The surviving sisters, Lillian, Marie, and Eunice, and the children of Estelle (Marshall, Mark, and Mike Bullock), sold the farm out of the family. By this time, most of the crop allotments had been sold to the Farm Bank with the exception of the soybean and corn allotments, and a tobacco allotment of less than three acres.
Some recurring names in the accounts:
Tyner, Wilby and Hilda--First tenants of the farm.
Odum, L. P.--Lawrence Prevatte, brother of Malcolm. Wife, Lucy. Children, Donald and Janet. Lived on the farm adjoining Malcolm.
Odum, Howard or H. M.--Youngest brother of Malcolm. Lived in the Ernest Odum homeplace adjoining farm of Lawrence. Wife, Annie.
Odum, Berry or B. E.--Brother of Malcolm. Father of Hilda Tyner. Wife, Annie.
Tyner Oil Co., Red Springs--Owned by Ted Tyner (his grand-mother was a Odum) whose wife Marcella, was a daughter of Archie Odum, brother of Malcolm.
Biggs, K. M. Co.--Hardware and farm supply store, corporate farmer in Lumberton.
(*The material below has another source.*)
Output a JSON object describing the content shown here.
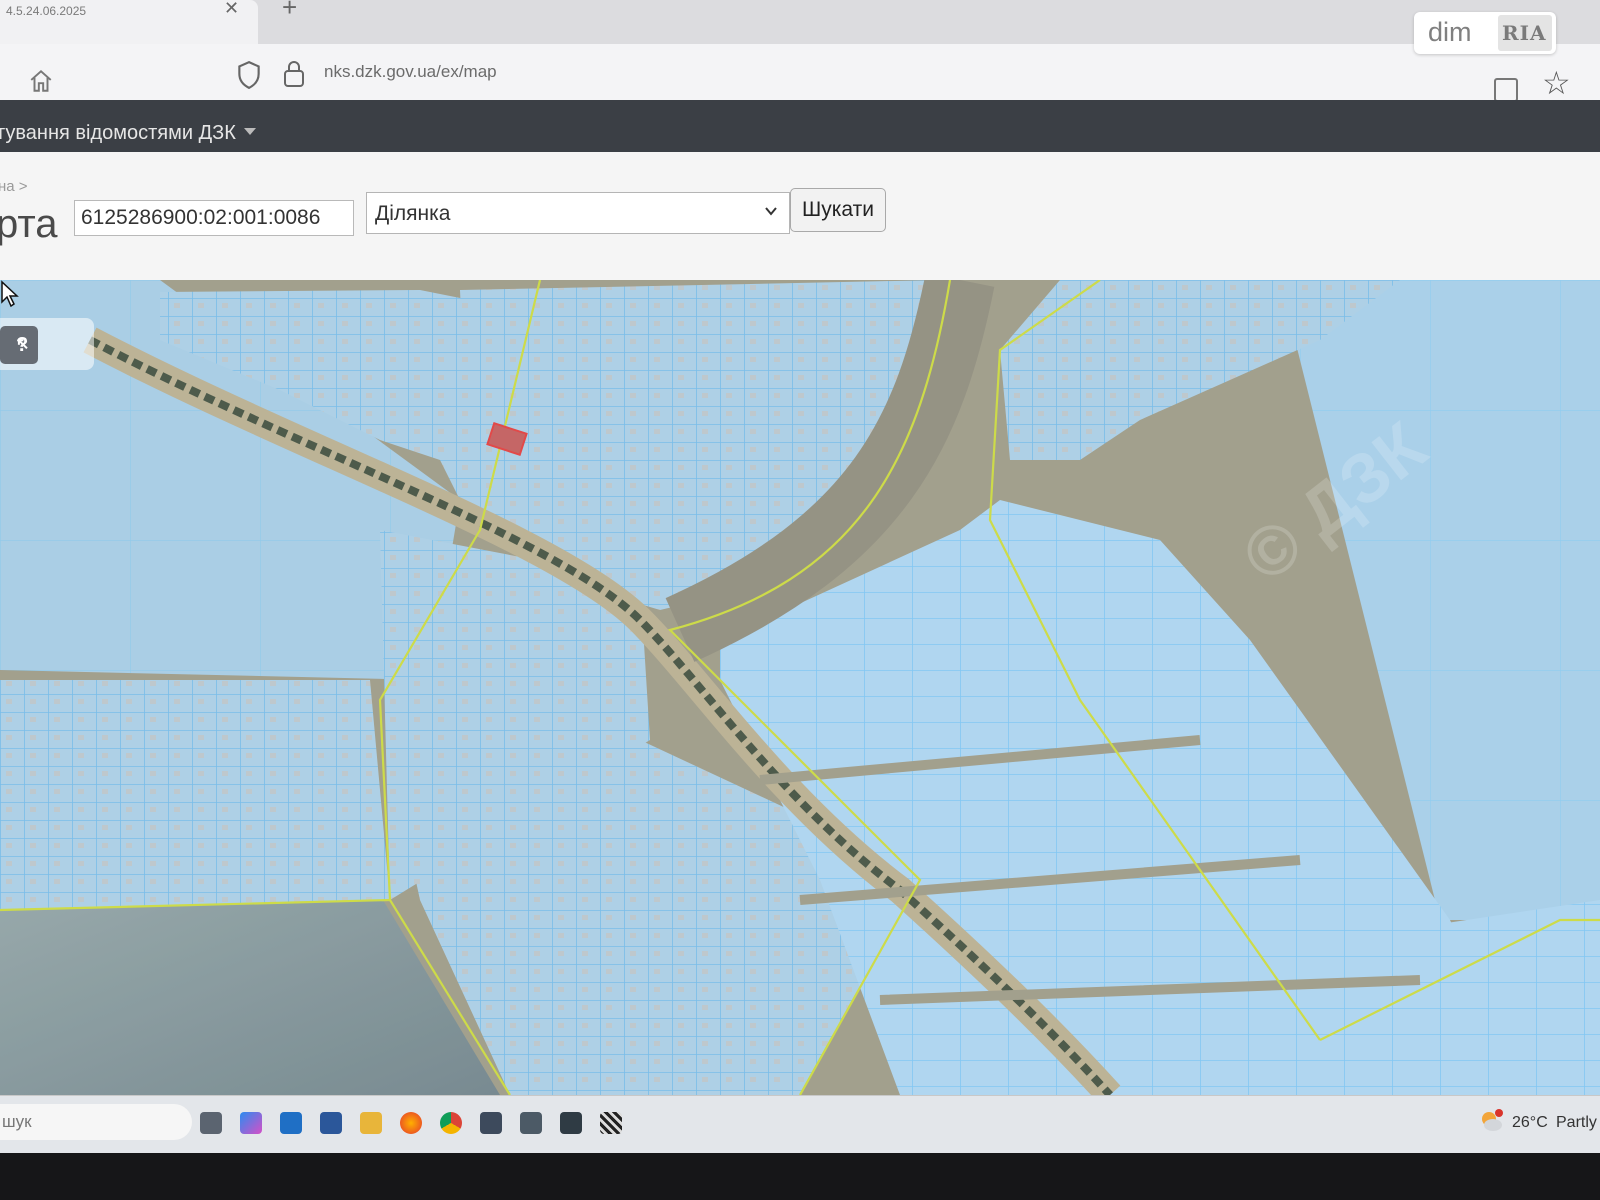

Once possessed the largest tobacco allotment (1,000 + acres) in North Carolina.Back to Top
Correspondence, bills, receipts, accounts, notes, insurance forms, a drawing of the farm, check registers (volumes 1-4), and other material, documenting the operation of the Odum family's fifty acre farm. Arrangement is by fiscal year from December through November; this arrangement was developed by Estelle Odum Bullock, who managed the farm accounts from 1955 to 1982 after M. E. Odum's death. Most folders have an annual yearly statement, providing detailed documentation of the farm's income and expenses for the year. The check register volumes include detailed descriptive information indicating why each check was written. Other items worthy of note are a drawing of the farm (folder 7), and scattered throughout is correspondence and debentures reflecting the Odum's stock in the Farmers Cooperative Exchange, Inc., Raleigh, North Carolina.Back to Top
Processed by: Connie Cartledge, with processing assistance by Angela Abbatiello, August 1986
Encoded by: ByteManagers Inc., 2008
Updated by: Kathryn Michaelis, January 2010Back to Top